Action item: Copy every line below precisely, leaving nothing out.

Material shown:

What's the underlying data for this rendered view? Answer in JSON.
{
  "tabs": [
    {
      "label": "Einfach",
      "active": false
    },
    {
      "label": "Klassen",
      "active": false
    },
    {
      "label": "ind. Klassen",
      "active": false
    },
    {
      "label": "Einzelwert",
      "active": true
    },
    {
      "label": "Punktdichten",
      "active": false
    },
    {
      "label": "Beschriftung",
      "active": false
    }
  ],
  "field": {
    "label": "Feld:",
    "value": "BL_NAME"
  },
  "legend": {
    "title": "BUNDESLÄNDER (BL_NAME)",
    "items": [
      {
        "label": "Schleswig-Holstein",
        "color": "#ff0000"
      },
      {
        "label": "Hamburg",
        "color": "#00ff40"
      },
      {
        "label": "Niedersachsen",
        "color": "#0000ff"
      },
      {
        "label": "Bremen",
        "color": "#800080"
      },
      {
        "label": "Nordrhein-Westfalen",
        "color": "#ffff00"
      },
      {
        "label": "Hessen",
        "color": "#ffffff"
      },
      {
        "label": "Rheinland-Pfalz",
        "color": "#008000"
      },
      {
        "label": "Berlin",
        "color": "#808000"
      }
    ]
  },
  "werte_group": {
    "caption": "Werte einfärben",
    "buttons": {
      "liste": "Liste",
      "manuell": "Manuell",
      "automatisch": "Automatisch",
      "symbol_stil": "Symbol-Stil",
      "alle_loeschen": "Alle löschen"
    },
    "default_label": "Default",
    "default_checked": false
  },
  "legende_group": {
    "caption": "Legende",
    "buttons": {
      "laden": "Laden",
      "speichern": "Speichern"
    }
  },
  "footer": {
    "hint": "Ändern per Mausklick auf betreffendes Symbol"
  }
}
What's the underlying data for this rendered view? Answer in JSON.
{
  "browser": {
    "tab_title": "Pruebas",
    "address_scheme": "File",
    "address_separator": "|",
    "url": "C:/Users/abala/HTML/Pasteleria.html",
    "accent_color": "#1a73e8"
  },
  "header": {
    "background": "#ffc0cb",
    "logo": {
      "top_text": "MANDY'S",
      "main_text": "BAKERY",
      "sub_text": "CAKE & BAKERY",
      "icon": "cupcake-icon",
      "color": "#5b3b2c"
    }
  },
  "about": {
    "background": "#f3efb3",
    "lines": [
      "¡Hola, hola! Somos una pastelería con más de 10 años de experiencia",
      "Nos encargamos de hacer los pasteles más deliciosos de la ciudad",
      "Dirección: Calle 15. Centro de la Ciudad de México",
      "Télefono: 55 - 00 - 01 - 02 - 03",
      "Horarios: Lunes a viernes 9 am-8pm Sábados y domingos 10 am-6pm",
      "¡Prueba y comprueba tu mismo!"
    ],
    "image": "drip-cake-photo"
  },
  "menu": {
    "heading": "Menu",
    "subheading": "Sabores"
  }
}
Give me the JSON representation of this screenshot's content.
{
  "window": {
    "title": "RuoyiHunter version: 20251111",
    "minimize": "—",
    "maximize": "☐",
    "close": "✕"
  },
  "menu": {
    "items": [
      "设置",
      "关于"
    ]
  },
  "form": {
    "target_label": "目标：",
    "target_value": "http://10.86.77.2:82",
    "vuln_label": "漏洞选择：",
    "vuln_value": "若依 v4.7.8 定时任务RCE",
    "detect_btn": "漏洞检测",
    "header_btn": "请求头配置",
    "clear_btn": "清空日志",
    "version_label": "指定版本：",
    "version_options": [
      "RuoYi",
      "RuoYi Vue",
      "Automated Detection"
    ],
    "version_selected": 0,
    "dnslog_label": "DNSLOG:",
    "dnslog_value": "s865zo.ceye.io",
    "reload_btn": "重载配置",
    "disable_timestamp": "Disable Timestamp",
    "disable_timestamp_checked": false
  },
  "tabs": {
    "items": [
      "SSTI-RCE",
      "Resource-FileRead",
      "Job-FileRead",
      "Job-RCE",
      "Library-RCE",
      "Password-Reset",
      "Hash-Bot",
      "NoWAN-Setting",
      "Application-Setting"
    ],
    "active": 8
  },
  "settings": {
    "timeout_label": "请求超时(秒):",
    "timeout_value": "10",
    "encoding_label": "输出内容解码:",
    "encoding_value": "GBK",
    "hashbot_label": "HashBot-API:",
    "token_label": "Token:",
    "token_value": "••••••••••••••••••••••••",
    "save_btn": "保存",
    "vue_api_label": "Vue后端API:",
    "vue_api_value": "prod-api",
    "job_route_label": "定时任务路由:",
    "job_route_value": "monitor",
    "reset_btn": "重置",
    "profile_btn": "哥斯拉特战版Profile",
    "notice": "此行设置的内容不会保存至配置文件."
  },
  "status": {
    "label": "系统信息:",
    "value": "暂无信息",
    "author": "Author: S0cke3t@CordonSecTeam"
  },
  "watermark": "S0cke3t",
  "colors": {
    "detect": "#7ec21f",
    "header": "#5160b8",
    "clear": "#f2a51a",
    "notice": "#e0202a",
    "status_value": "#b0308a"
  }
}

Reply to the task:
What's the underlying data for this rendered view? Answer in JSON.
{
  "tabs": [
    {
      "label": "Einfach",
      "active": false
    },
    {
      "label": "Klassen",
      "active": false
    },
    {
      "label": "ind. Klassen",
      "active": false
    },
    {
      "label": "Einzelwert",
      "active": true
    },
    {
      "label": "Punktdichten",
      "active": false
    },
    {
      "label": "Beschriftung",
      "active": false
    }
  ],
  "field": {
    "label": "Feld:",
    "value": "BL_NAME"
  },
  "legend": {
    "title": "BUNDESLÄNDER (BL_NAME)",
    "items": [
      {
        "label": "Schleswig-Holstein",
        "color": "#ff0000"
      },
      {
        "label": "Hamburg",
        "color": "#00ff40"
      },
      {
        "label": "Niedersachsen",
        "color": "#0000ff"
      },
      {
        "label": "Bremen",
        "color": "#800080"
      },
      {
        "label": "Nordrhein-Westfalen",
        "color": "#ffff00"
      },
      {
        "label": "Hessen",
        "color": "#ffffff"
      },
      {
        "label": "Rheinland-Pfalz",
        "color": "#008000"
      },
      {
        "label": "Berlin",
        "color": "#808000"
      }
    ]
  },
  "werte_group": {
    "caption": "Werte einfärben",
    "buttons": {
      "liste": "Liste",
      "manuell": "Manuell",
      "automatisch": "Automatisch",
      "symbol_stil": "Symbol-Stil",
      "alle_loeschen": "Alle löschen"
    },
    "default_label": "Default",
    "default_checked": false
  },
  "legende_group": {
    "caption": "Legende",
    "buttons": {
      "laden": "Laden",
      "speichern": "Speichern"
    }
  },
  "footer": {
    "hint": "Ändern per Mausklick auf betreffendes Symbol"
  }
}
What's the underlying data for this rendered view? Answer in JSON.
{
  "browser": {
    "tab_title": "Pruebas",
    "address_scheme": "File",
    "address_separator": "|",
    "url": "C:/Users/abala/HTML/Pasteleria.html",
    "accent_color": "#1a73e8"
  },
  "header": {
    "background": "#ffc0cb",
    "logo": {
      "top_text": "MANDY'S",
      "main_text": "BAKERY",
      "sub_text": "CAKE & BAKERY",
      "icon": "cupcake-icon",
      "color": "#5b3b2c"
    }
  },
  "about": {
    "background": "#f3efb3",
    "lines": [
      "¡Hola, hola! Somos una pastelería con más de 10 años de experiencia",
      "Nos encargamos de hacer los pasteles más deliciosos de la ciudad",
      "Dirección: Calle 15. Centro de la Ciudad de México",
      "Télefono: 55 - 00 - 01 - 02 - 03",
      "Horarios: Lunes a viernes 9 am-8pm Sábados y domingos 10 am-6pm",
      "¡Prueba y comprueba tu mismo!"
    ],
    "image": "drip-cake-photo"
  },
  "menu": {
    "heading": "Menu",
    "subheading": "Sabores"
  }
}
Give me the JSON representation of this screenshot's content.
{
  "window": {
    "title": "RuoyiHunter version: 20251111",
    "minimize": "—",
    "maximize": "☐",
    "close": "✕"
  },
  "menu": {
    "items": [
      "设置",
      "关于"
    ]
  },
  "form": {
    "target_label": "目标：",
    "target_value": "http://10.86.77.2:82",
    "vuln_label": "漏洞选择：",
    "vuln_value": "若依 v4.7.8 定时任务RCE",
    "detect_btn": "漏洞检测",
    "header_btn": "请求头配置",
    "clear_btn": "清空日志",
    "version_label": "指定版本：",
    "version_options": [
      "RuoYi",
      "RuoYi Vue",
      "Automated Detection"
    ],
    "version_selected": 0,
    "dnslog_label": "DNSLOG:",
    "dnslog_value": "s865zo.ceye.io",
    "reload_btn": "重载配置",
    "disable_timestamp": "Disable Timestamp",
    "disable_timestamp_checked": false
  },
  "tabs": {
    "items": [
      "SSTI-RCE",
      "Resource-FileRead",
      "Job-FileRead",
      "Job-RCE",
      "Library-RCE",
      "Password-Reset",
      "Hash-Bot",
      "NoWAN-Setting",
      "Application-Setting"
    ],
    "active": 8
  },
  "settings": {
    "timeout_label": "请求超时(秒):",
    "timeout_value": "10",
    "encoding_label": "输出内容解码:",
    "encoding_value": "GBK",
    "hashbot_label": "HashBot-API:",
    "token_label": "Token:",
    "token_value": "••••••••••••••••••••••••",
    "save_btn": "保存",
    "vue_api_label": "Vue后端API:",
    "vue_api_value": "prod-api",
    "job_route_label": "定时任务路由:",
    "job_route_value": "monitor",
    "reset_btn": "重置",
    "profile_btn": "哥斯拉特战版Profile",
    "notice": "此行设置的内容不会保存至配置文件."
  },
  "status": {
    "label": "系统信息:",
    "value": "暂无信息",
    "author": "Author: S0cke3t@CordonSecTeam"
  },
  "watermark": "S0cke3t",
  "colors": {
    "detect": "#7ec21f",
    "header": "#5160b8",
    "clear": "#f2a51a",
    "notice": "#e0202a",
    "status_value": "#b0308a"
  }
}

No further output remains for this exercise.